What a coincidence! God has designed just such a time, and it’s called Sabbath. Never mind that we’ve abused it or ignored it or misunderstood it in the past. The invitation still stands, and we desperately need to accept it—as individuals, as Christian communities, and as a culture.
So, if Sabbath is something we need, and if Sabbath is something God has woven into the very fabric of creation (see Gen. 2:1-3), why don’t we pay much attention to it anymore? Or to put it more positively: why should Christians care about Sabbath?
The short answer is: Jesus did. As Luke 4:16 illustrates, Jesus’ own Sabbath observance involved visiting the synagogue (see also Mk. 1:21and Lk. 13:10). Yes, he tangled with religious leaders who objected to some of his Sabbath activities, but to these nay-sayers he simply pointed out that “the Sabbath was made for humankind, and not humankind for the Sabbath.” Then he calmly reminded them that he was, in fact, “lord of the Sabbath” (Mk. 2:23-28).
Jesus’ early followers continued to observe the Sabbath, and often proclaimed the Gospel at Sabbath synagogue gatherings (Acts 13:14-16; 17:1-3). These gatherings would have happened on Saturday—the Sabbath Day. Sunday—the Lord’s Day—was also a day set apart for honoring Jesus’ resurrection, which, according to all of the gospels, had happened on a Sunday.
As Christianity began to spread into the Gentile world, we can assume that celebrating the Sabbath was one of those things that created some tension between Jewish and Gentile Christians. In Colossians 2:16-19, for instance, Paul counsels the Christians in Colossae not to “let anyone condemn you in matters of food and drink or of observing festivals, new moons or Sabbaths.” Yet, this is a far cry from a condemnation of the Sabbath, which Christians from a Jewish background continued to observe.
It wasn’t until 321 C.E. that the newly-converted Roman Emperor Constantine declared that ‘the two should become one,’ so to speak. One wonders if he was worried about workers taking two days “off.” But in any case, he conflated the “Sabbath Day” and the “Lord’s Day,” and Christians have been following his lead ever since. To the extent that we have a “day of rest,” it is now supposed to be on Sunday.
What was lost in that sweeping decision so many centuries ago? Is it possible for contemporary Christians to recover those losses?

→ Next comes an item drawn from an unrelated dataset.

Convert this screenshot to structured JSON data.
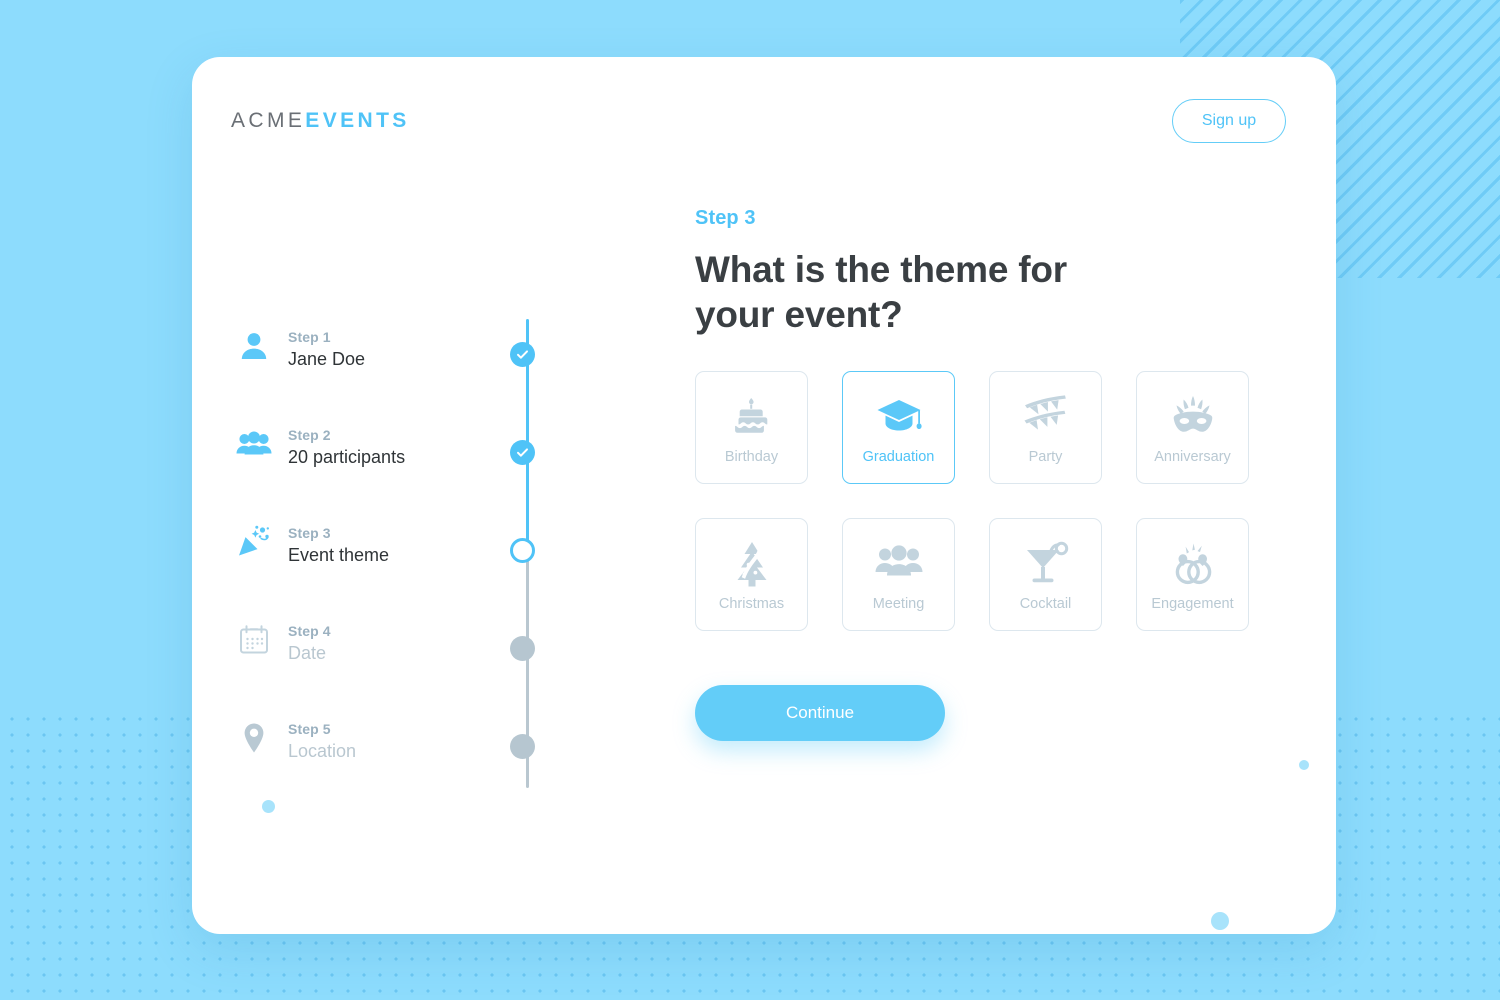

In this series, we will explore such questions. At the risk of giving too much away, I think it’s fair to say that such a recovery is not only possible, but urgent.
There, Grandma—I hope you’re happy.
Prayer: Gracious God, we are weary and heavy laden. Grant us rest.